[5]
Krauss-Silva L, Almada-Horta A, Alves MB, Camacho KG, Moreira ME, Braga A. Basic vaginal pH, bacterial vaginosis and aerobic vaginitis: prevalence in early pregnancy and risk of spontaneous preterm delivery, a prospective study in a low socioeconomic and multiethnic South American population. BMC Pregnancy Childbirth. 2014 Mar 19; 14: 107. doi: 10.1186/1471-2393-14-107.
[6]
St John E, Mares D, Spear GT. Bacterial vaginosis and host immunity. Curr HIV/AIDS Rep. 2007 Feb; 4 (1): 22-8.
[7]
McDonald HM, Brocklehurst P, Gordon A. Antibiotics for treating bacterial vaginosis in pregnancy. Cochrane Database Syst Rev. 2007 Jan 24; (1): CD000262. Review. Update in: Cochrane Database Syst Rev. 2013; 1: CD000262.
[8]

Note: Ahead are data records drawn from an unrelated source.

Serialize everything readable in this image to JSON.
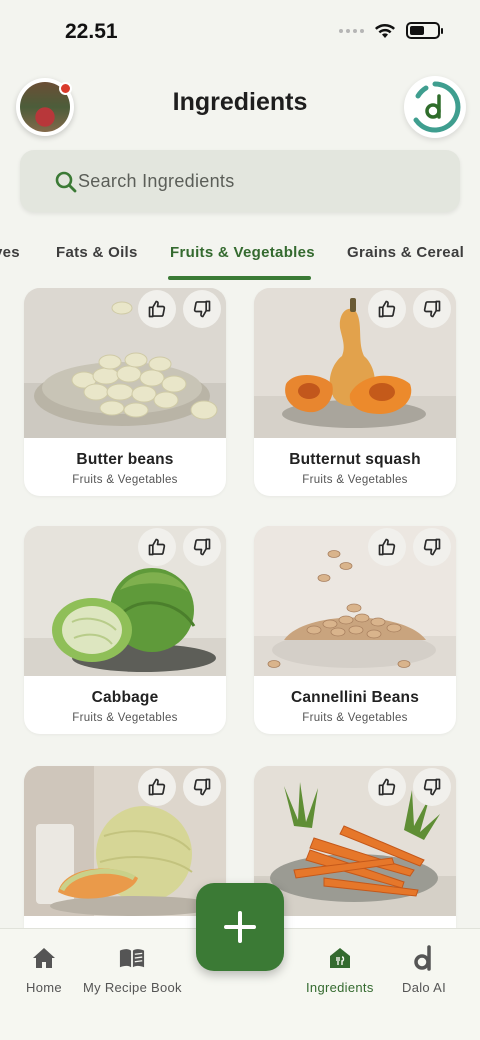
{
  "status_bar": {
    "time": "22.51",
    "battery_level": 0.55
  },
  "header": {
    "title": "Ingredients"
  },
  "search": {
    "placeholder": "Search Ingredients"
  },
  "tabs": [
    {
      "label": "ves"
    },
    {
      "label": "Fats & Oils"
    },
    {
      "label": "Fruits & Vegetables",
      "active": true
    },
    {
      "label": "Grains & Cereal"
    }
  ],
  "ingredients": [
    {
      "name": "Butter beans",
      "category": "Fruits & Vegetables"
    },
    {
      "name": "Butternut squash",
      "category": "Fruits & Vegetables"
    },
    {
      "name": "Cabbage",
      "category": "Fruits & Vegetables"
    },
    {
      "name": "Cannellini Beans",
      "category": "Fruits & Vegetables"
    },
    {
      "name": "",
      "category": ""
    },
    {
      "name": "",
      "category": ""
    }
  ],
  "nav": {
    "items": [
      {
        "label": "Home",
        "icon": "home-icon"
      },
      {
        "label": "My Recipe Book",
        "icon": "book-icon"
      },
      {
        "label": "Ingredients",
        "icon": "ingredients-icon",
        "active": true
      },
      {
        "label": "Dalo AI",
        "icon": "dalo-icon"
      }
    ]
  },
  "colors": {
    "accent": "#3b7a35",
    "teal": "#3f9e8f",
    "background": "#f3f4ef",
    "notification": "#d93a2b"
  }
}
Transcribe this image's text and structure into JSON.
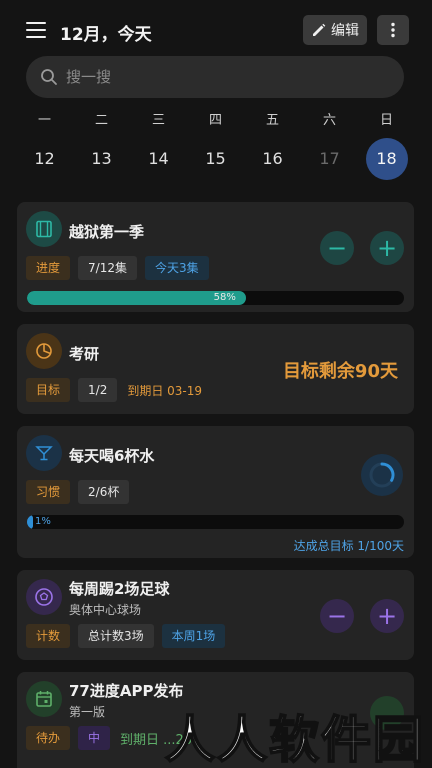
{
  "header": {
    "title": "12月，今天",
    "edit_label": "编辑"
  },
  "search": {
    "placeholder": "搜一搜"
  },
  "week": {
    "days": [
      {
        "dow": "一",
        "date": "12"
      },
      {
        "dow": "二",
        "date": "13"
      },
      {
        "dow": "三",
        "date": "14"
      },
      {
        "dow": "四",
        "date": "15"
      },
      {
        "dow": "五",
        "date": "16"
      },
      {
        "dow": "六",
        "date": "17"
      },
      {
        "dow": "日",
        "date": "18"
      }
    ],
    "selected": "18"
  },
  "cards": [
    {
      "title": "越狱第一季",
      "icon": "film-icon",
      "chips": [
        "进度",
        "7/12集",
        "今天3集"
      ],
      "progress_percent": 58,
      "progress_label": "58%",
      "accent": "#1f9c8c"
    },
    {
      "title": "考研",
      "icon": "pie-chart-icon",
      "chips": [
        "目标",
        "1/2"
      ],
      "due": "到期日 03-19",
      "goal_text": "目标剩余90天",
      "accent": "#e39a3b"
    },
    {
      "title": "每天喝6杯水",
      "icon": "cocktail-icon",
      "chips": [
        "习惯",
        "2/6杯"
      ],
      "progress_percent": 1,
      "progress_label": "1%",
      "total_goal": "达成总目标 1/100天",
      "ring_progress": 0.33,
      "accent": "#2f8fd6"
    },
    {
      "title": "每周踢2场足球",
      "subtitle": "奥体中心球场",
      "icon": "football-icon",
      "chips": [
        "计数",
        "总计数3场",
        "本周1场"
      ],
      "accent": "#9b73e8"
    },
    {
      "title": "77进度APP发布",
      "subtitle": "第一版",
      "icon": "calendar-icon",
      "chips": [
        "待办",
        "中"
      ],
      "due": "到期日 ...20",
      "accent": "#5fb06a"
    }
  ],
  "watermark": "人人软件园"
}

Guise J-M, Mahon SM, Aickin M, Helfand M, Peipert JF, Westhoff C. Screening for bacterial vaginosis in pregnancy. Am J Prev Med. 2001; 20 (3): 62–72.
[9]
Srinivasan S, Hoffman NG, Morgan MT, Matsen FA, Fiedler TL, Hall RW, Ross FJ, McCoy CO, Bumgarner R, Marrazzo JM, Fredricks DN. Bacterial communities in women with bacterial vaginosis: high resolution phylogenetic analyses reveal relationships of microbiota to clinical criteria. PLoS One. 2012; 7 (6): e37818.
[10]
Brocklehurst P, Gordon A, Heatley E, Milan SJ. Antibiotics for treating bacterial vaginosis in pregnancy. Cochrane Database Syst Rev. 2013 Jan 31; (1): CD000262. doi: 10.1002/14651858.CD000262.
[11]
Bradshaw CS, Vodstrcil LA, Hocking JS, Law M, Pirotta M, Garland SM, De Guingand D, Morton AN, Fairley CK. Recurrence of bacterial vaginosis is significantly associated with posttreatment sexual activities and hormonal contraceptive use. Clin Infect Dis. 2013 Mar; 56 (6): 777-86.
[12]
Alhaj AM, Radi EA, Adam I. Epidemiology of preterm birth in Omdurman Maternity hospital, Sudan. J Matern Fetal Neonatal Med. 2010 Feb; 23 (2): 131-4.
[13]
Verstraelen H, Swidsinski A. The biofilm in bacterial vaginosis: implications for epidemiology, diagnosis and treatment. Curr Opin Infect Dis. 2013 Feb; 26 (1): 86-9. doi: 10.1097/QCO.0b013e32835c20cd. Review.
[14]
Redelinghuys MJ, Ehlers MM, Dreyer AW, Kock MM. Normal flora and bacterial vaginosis in pregnancy: an overview. Crit Rev Microbiol. 2016 May; 42 (3): 352-63.
Browse journals by subject